I'm glad you enjoyed this hub...it is such a great place, and its cool that you got to get so up close and personal with one of the ponies. I bet having a horse stick his head into your car was pretty amazing as a kid!
Kate P from The North Woods, USA on November 02, 2011:
Rated up, awesome, and beautiful! I went there as a kid and I remember being so impressed that these ponies were on the beach eating grass! One of them poked its head into my car window eeeek! Fantastic hub and images--I'd totally forgotten about Assateague Island. Thanks! :)
Stephanie Das (author) from Miami, US on October 31, 2011:
Oh yea, I'm sure they'd love to visit, and it would be great if he has kids. It is a beautiful place to see, I hope you make it out there someday. Thanks for visiting!
Pamela Oglesby from Sunny Florida on October 31, 2011:
I would love to visit there. I didn't know about this island but am going to tell my son and his family as they are new to living in Maryland. Very informative hub.
Stephanie Das (author) from Miami, US on October 31, 2011:
Yes, you should, it is really a special place. However, I know there are several places in the US to find wild horses...like the park in Virginia that is right next to the Maryland park, and an island in Georgia. I've also heard there are a lot of wild horses in the midwestern plains.
Cindy Murdoch from Texas on October 28, 2011:
This was absolutely beautiful. The horses were beautiful. If I ever make it up there, I will have to go see all of this wonderful nature you spoke of.
Stephanie Das (author) from Miami, US on October 25, 2011:
That sounds so special! Thanks for the beautiful comment.
Jeannie Marie from Baltimore, MD on October 25, 2011:
I love Assateague Island. The horses used to avoid me whenever I visited, but this past July, I was very lucky.

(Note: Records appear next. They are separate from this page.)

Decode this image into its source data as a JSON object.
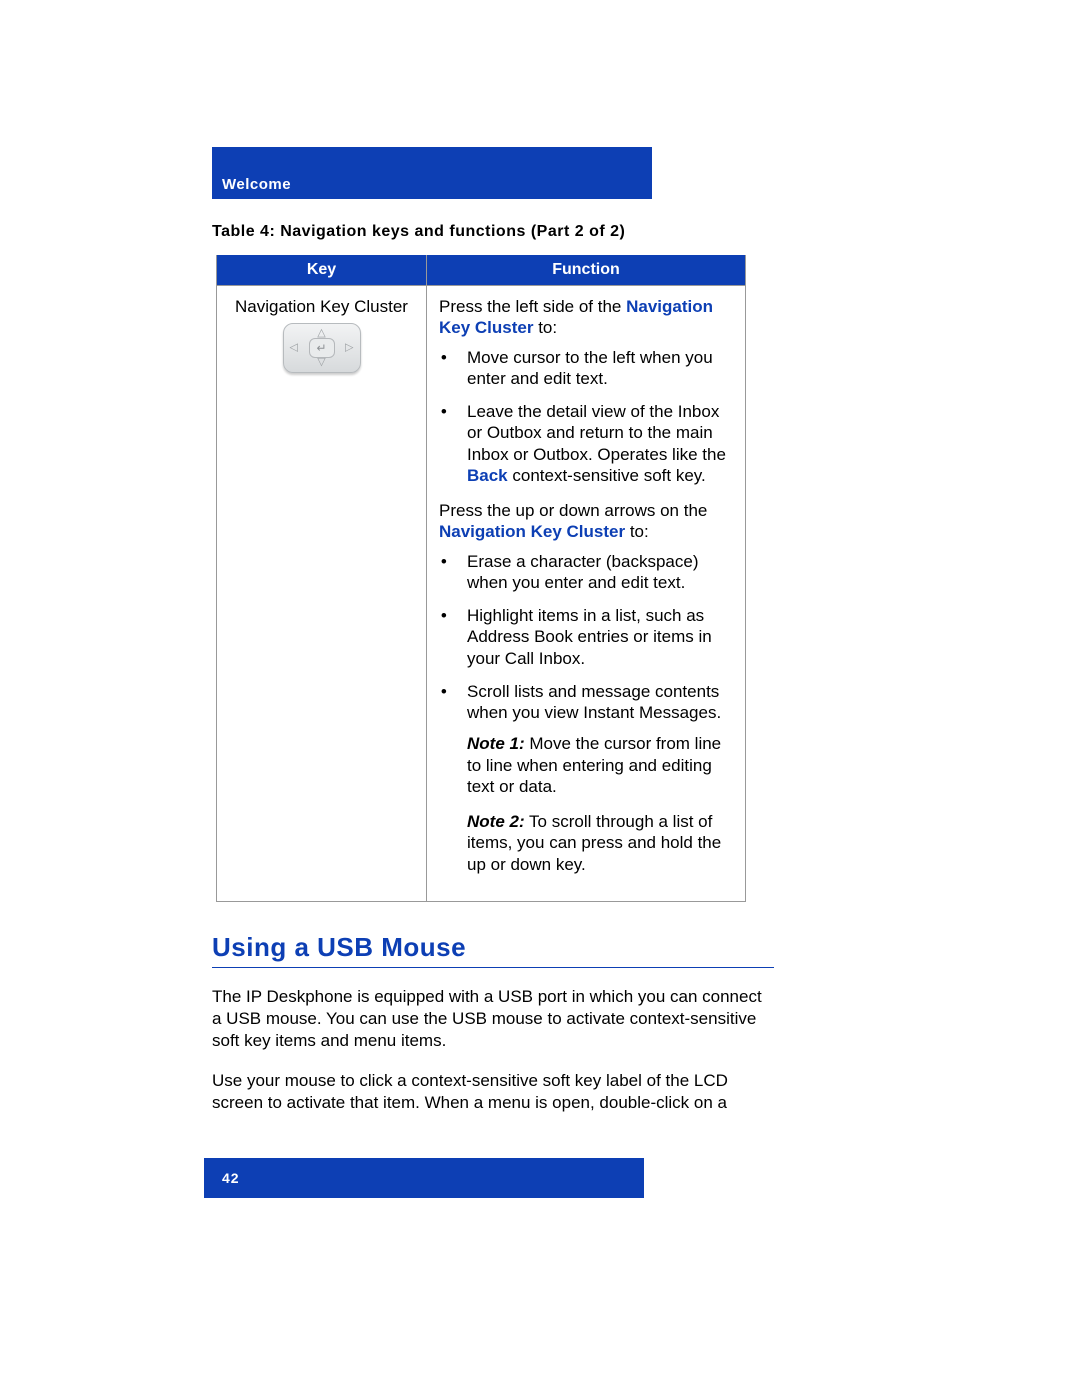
{
  "header": {
    "section": "Welcome"
  },
  "table": {
    "caption": "Table 4: Navigation keys and functions (Part 2 of 2)",
    "headers": {
      "key": "Key",
      "function": "Function"
    },
    "key_label": "Navigation Key Cluster",
    "fn": {
      "press_left_pre": "Press the left side of the ",
      "nav_key_cluster": "Navigation Key Cluster",
      "to_colon": " to:",
      "left_items": [
        "Move cursor to the left when you enter and edit text.",
        "Leave the detail view of the Inbox or Outbox and return to the main Inbox or Outbox. Operates like the "
      ],
      "back_label": "Back",
      "back_suffix": " context-sensitive soft key.",
      "press_updown_pre": "Press the up or down arrows on the ",
      "updown_items": [
        "Erase a character (backspace) when you enter and edit text.",
        "Highlight items in a list, such as Address Book entries or items in your Call Inbox.",
        "Scroll lists and message contents when you view Instant Messages."
      ],
      "note1_label": "Note 1:",
      "note1_text": " Move the cursor from line to line when entering and editing text or data.",
      "note2_label": "Note 2:",
      "note2_text": "  To scroll through a list of items, you can press and hold the up or down key."
    }
  },
  "section": {
    "heading": "Using a USB Mouse",
    "p1": "The IP Deskphone is equipped with a USB port in which you can connect a USB mouse. You can use the USB mouse to activate context-sensitive soft key items and menu items.",
    "p2": "Use your mouse to click a context-sensitive soft key label of the LCD screen to activate that item. When a menu is open, double-click on a"
  },
  "footer": {
    "page_number": "42"
  }
}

There was a group of horses walking along the beach. It felt so surreal to lay on the beach while horses walked around everyone on their beach towels. Voted up and beautiful!